(Interface dataset entries)
-------------------------

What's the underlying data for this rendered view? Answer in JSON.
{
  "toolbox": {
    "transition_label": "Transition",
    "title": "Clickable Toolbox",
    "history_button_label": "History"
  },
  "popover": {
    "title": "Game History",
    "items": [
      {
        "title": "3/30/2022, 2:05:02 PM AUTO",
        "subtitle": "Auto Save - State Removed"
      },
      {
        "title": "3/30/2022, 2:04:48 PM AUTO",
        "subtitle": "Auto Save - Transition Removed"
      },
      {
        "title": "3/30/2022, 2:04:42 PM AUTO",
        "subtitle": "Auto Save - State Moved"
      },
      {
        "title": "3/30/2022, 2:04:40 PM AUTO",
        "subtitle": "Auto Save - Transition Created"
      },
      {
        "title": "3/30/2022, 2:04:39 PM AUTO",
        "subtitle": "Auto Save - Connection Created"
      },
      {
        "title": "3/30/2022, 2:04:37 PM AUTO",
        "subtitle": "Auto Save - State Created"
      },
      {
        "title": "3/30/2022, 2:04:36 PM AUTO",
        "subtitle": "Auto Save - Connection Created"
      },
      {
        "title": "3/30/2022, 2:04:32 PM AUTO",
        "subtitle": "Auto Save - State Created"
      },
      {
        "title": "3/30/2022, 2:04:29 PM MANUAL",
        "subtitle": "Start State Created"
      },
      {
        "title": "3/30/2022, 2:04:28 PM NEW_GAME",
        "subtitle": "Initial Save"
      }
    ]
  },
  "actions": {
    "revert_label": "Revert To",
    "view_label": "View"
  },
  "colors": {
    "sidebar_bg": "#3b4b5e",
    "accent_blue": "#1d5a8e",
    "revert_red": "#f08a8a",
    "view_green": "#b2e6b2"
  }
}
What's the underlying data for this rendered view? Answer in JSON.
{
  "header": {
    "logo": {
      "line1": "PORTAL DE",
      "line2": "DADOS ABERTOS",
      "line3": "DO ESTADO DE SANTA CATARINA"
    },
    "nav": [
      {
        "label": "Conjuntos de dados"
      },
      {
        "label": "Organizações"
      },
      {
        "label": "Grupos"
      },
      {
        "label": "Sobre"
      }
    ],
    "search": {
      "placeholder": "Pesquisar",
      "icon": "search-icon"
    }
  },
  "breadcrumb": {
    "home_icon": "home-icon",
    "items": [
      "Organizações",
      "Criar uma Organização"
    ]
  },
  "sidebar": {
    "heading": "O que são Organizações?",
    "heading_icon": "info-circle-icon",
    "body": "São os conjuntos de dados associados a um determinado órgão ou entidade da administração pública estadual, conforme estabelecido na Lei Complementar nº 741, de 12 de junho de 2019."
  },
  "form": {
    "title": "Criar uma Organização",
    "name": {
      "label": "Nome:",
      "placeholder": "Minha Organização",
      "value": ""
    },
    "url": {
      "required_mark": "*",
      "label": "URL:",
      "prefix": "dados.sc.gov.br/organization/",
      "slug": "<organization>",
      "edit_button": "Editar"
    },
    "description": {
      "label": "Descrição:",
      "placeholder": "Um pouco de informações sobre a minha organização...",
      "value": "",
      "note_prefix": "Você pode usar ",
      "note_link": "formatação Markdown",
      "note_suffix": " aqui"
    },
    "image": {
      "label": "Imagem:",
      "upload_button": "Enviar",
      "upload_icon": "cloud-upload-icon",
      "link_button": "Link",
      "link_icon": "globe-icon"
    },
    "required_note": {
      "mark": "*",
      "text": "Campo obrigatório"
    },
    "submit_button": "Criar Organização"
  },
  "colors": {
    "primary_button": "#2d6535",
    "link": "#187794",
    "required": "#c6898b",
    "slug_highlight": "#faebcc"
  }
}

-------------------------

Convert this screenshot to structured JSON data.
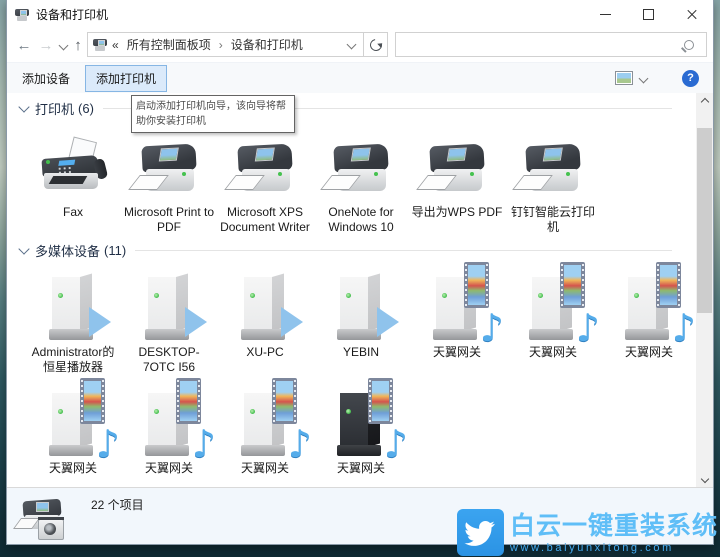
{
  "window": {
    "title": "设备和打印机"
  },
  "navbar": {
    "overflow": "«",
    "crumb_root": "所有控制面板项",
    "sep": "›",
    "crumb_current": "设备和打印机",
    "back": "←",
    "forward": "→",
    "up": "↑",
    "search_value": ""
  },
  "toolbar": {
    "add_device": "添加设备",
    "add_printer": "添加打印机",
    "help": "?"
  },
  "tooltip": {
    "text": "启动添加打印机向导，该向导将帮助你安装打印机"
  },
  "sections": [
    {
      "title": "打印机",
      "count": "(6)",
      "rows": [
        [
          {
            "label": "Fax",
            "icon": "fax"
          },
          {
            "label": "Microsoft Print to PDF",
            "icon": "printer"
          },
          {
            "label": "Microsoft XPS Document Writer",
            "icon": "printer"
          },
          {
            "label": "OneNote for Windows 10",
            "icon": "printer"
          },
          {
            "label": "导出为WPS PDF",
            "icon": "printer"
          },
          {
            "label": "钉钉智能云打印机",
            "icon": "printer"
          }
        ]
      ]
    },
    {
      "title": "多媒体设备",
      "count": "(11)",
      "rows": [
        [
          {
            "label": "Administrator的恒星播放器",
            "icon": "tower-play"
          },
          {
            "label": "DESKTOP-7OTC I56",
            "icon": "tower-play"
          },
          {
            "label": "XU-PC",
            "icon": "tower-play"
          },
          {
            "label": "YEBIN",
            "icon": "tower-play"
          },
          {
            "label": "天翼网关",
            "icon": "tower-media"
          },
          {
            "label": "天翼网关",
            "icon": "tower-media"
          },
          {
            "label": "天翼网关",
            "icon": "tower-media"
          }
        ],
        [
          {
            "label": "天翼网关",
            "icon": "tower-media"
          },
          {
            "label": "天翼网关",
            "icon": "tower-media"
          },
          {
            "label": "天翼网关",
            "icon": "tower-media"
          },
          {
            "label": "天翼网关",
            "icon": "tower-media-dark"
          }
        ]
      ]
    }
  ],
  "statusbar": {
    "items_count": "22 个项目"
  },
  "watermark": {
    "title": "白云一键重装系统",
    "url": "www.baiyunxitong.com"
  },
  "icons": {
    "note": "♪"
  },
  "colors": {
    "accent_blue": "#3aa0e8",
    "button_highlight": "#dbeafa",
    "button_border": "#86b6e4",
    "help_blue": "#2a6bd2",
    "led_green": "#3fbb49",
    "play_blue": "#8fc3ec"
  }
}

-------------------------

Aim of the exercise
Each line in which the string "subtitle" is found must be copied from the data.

Response to this exercise
        "subtitle": "Auto Save - State Removed"
        "subtitle": "Auto Save - Transition Removed"
        "subtitle": "Auto Save - State Moved"
        "subtitle": "Auto Save - Transition Created"
        "subtitle": "Auto Save - Connection Created"
        "subtitle": "Auto Save - State Created"
        "subtitle": "Auto Save - Connection Created"
        "subtitle": "Auto Save - State Created"
        "subtitle": "Start State Created"
        "subtitle": "Initial Save"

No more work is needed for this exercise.